The book contains this short biography:
Hogan, Goudy E. (1829-1898). Born in Tinsprestifield, Thelemarken, Norway; baptized in 1843; as a teen sat on the stand behind the Prophet when Joseph spoke at the 1844 April conference; emigrated to Utah in 1848; ordained a high priest and bishop; buried in Richmond, Utah.
Eliza R. Snow
In addition to the quote listed in The Decline and Possible Fall of the American Republic, which came from her January 13, 1870 speech at the Great Indignation Meeting, she also referenced Joseph Smith’s prophesy in a speech she prepared for a patriotic gathering in Ogden, Utah on July 24, 1871.
“The arrival of the Pioneers in these valleys, is an event which history will repeat with emphasis to all succeeding generations. It formed the starting point—the commencement of a delightful oasis in the desert wilds of North America—of establishing a midway settlement between Eastern and Western civilization, a connecting overland link, between the rich agricultural products of the Atlantic and the undeveloped mineral treasures of the Pacific.
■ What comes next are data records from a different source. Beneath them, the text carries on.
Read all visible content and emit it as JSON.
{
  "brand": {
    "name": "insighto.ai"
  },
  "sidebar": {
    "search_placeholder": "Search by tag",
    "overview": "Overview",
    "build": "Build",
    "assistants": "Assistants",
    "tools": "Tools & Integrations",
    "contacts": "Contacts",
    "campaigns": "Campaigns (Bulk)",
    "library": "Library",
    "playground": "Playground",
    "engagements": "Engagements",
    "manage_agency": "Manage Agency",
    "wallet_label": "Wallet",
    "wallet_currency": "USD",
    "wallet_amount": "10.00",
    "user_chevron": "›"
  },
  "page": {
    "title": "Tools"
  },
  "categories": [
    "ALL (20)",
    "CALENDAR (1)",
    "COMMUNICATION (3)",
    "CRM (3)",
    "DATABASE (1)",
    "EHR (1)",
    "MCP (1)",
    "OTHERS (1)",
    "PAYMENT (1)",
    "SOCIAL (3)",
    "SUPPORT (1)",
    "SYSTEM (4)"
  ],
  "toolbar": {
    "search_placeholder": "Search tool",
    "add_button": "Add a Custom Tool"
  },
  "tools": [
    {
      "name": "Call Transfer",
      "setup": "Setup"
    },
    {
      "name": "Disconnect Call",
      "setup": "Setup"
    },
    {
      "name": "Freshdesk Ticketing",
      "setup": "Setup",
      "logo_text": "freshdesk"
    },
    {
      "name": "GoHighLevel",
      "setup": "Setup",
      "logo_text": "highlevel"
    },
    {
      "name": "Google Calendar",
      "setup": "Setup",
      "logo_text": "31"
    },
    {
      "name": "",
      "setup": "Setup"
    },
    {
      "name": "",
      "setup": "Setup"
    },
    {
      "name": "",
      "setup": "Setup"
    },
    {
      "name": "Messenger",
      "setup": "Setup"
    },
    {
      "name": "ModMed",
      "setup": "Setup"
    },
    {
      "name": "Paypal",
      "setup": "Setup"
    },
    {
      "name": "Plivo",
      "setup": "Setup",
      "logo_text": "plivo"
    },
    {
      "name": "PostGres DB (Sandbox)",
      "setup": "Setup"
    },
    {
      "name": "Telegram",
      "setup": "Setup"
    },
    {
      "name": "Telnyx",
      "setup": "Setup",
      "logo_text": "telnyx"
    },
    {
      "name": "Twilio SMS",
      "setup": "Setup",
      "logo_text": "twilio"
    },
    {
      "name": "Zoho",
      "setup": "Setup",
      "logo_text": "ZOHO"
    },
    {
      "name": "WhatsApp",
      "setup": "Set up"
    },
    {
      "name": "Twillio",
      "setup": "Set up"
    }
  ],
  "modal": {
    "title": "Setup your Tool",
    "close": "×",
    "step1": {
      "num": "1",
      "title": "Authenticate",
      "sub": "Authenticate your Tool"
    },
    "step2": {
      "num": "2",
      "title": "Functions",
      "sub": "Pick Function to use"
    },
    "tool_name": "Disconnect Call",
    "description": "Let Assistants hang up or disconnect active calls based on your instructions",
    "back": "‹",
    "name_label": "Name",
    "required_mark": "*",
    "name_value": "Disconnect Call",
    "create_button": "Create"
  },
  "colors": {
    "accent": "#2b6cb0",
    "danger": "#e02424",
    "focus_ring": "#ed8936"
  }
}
Above all and of consequence of far greater magnitude, it was securing a foothold for the establishment of the Kingdom of God—a government of peace—a home for the exiled Saints, and for the oppressed of all nations—a reservoir of freedom and religious toleration, where the glorious flag of liberty now waves triumphantly; and where the sacred Constitution which our noble forefathers were instrumental in forming under the inspiration of the Almighty, shall be cleansed from every stain cast upon it by degenerate Executives, and be preserved inviolate. This in fulfillment of a prediction by the prophet Joseph Smith. Long before political faction had reared its hydra-head in the midst of our Republican Government—long before the intrigues of selfish, disloyal, unscrupulous, speculating, peace-destroying, office-seeking demagogues had attained to their present hideous proportions, I heard the prophet say, ‘The time will come when the Government of these United States will be so nearly overthrown through its own corruption, that the Constitution will hang, as it were, by a single hair, and the Latter-Day Saints—the Elders of Israel—will step forward to its rescue and save it.’”